Gustav founded numerous companies for the purpose of building aircraft. For his first company, the following entry was recorded in the Munich Company Register under the number 14/364 on 15 March 1911: "Gustav Otto in Munich, Flugmaschinenfabrik (aircraft factory), Office Karlstrasse 72". Shortly afterwards, Otto moved the workshop from its original location at 37, Gabelsberger Strasse to its new premises at 135, Schleissheimer Strasse, and in 1913 started to construct a new factory at 76, Neulerchenfeldstrasse (later Lerchenauer Strasse)at the Oberwiesenfeld (the business was renamed "Otto-Werke" in 1915).
In 1913, after selling 47 aircraft to the Bavarian Army, Gustav opens his factory Otto-Flugzeugwerke on Lerchenauer Strasse just east of the Oberwiesenfeld troop maneuver area in the Milbertshofen district of Munich(this area later became Munich's first airport). He wanted to be closer to the German government's procurement process for military sale. However, Gustav was not skilled at the politics and payoffs associated necessary when dealing with the Bavarian war ministry and Prussian Army. Unable to navigate these politics without leaving his pride and integrity intact deeply troubled Gustav.

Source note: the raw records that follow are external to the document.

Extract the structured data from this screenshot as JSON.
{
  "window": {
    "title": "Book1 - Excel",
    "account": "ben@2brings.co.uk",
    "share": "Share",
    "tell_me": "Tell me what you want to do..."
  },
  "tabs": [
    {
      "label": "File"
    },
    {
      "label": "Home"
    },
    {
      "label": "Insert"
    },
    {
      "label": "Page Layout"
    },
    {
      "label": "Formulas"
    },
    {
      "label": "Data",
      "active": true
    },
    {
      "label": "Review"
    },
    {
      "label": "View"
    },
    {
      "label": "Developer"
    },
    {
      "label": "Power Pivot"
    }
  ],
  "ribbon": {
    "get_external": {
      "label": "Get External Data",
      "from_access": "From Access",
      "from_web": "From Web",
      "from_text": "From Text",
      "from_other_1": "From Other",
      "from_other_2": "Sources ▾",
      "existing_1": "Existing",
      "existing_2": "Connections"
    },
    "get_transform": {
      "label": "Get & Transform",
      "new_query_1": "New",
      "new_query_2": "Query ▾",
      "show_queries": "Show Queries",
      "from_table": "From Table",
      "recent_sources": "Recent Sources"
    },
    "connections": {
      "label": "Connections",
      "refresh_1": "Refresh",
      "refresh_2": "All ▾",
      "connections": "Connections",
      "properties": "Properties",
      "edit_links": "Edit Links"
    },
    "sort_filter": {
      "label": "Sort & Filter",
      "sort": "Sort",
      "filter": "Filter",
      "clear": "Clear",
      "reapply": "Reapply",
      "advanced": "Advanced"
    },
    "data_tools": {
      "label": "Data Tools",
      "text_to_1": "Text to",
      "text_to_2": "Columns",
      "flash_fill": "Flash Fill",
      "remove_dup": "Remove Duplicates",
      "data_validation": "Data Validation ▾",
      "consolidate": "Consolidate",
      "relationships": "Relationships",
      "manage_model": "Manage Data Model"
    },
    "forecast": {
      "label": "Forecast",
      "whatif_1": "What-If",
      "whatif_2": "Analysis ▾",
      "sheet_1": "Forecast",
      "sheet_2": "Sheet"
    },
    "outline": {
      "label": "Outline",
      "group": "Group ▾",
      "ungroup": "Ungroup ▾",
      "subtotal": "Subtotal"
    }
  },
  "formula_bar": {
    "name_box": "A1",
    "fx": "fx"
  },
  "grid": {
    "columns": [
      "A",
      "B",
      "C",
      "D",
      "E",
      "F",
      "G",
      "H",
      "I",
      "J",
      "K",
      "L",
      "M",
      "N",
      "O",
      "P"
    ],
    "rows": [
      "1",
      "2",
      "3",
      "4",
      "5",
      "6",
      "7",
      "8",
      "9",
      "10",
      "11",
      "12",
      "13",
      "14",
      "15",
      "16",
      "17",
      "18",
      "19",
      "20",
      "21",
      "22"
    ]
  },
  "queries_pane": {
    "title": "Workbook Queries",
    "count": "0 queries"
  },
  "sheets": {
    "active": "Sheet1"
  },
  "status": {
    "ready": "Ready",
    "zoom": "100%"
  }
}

Shortly after 1914, Otto established another company named AGO Flugzeugwerke at Berlin's Johannisthal Air Field. The initials AGO stood for either Actien-Gesellschaft Otto or Aerowerke Gustav Otto there seems to be some ambiguity but the company mostly license-built Otto Flugmaschinenfabrik designs,(as did Pfalz Flugzeugwerke) during the early years of World War I. The designs by Gustav Otto were initially successful, but Otto was continually experiencing problems related to cost-effective production, as well as generating profits. At the start of the war, Otto-Flugzeugwerke was supplying the German Air Force, but the production problems ended up being so great that the government agencies urged the company to solve the issues. The stress of wartime seemed to prove too great a burden for Gustov who suffered health issues which led to financial problems with the company. In 1915 he was admitted to a Munich mental hospital for treatment of clinical depression (as it is called today). As he was being treated, the company languished to the edge of bankruptcy. Eventually, Otto was forced to resign from the business and was offered a buyout that would compensate him for the business as well as his medical bills. The assets were finally taken over by a consortium which incorporated them into Bayerische Flugzeugwerke on 19 February 1916. Gustav Otto no longer had a stake in this company. He turned his attention instead to Otto-Werke Flugzeug- und Maschinenfabrik GmbH, which was founded on 1 February 1916, just before Otto-Flugzeugwerke was taken over by the consortium. This new company was not in any way connected with the newly established company.
After the First World War, Otto started a new attempt with in the automobile manufacturing area with the Starnberger Automobilwerke. The luxury "Otto-Mercedes" car built there is alleged to have been well received abroad. During this time, he was divorced from his wife Ada in 1924, an event under which Otto suffered badly. Ada remarried, but in August 1925 died in mysterious circumstances that gave rise to much speculation. Despite the fact he was no longer married to her, Otto took her death most harshly and apparently fell into a deep depression.
In 1926, amid failed attempts at business (caused by various reasons), the death of his wife, and health issues, Otto committed suicide at the age of 43.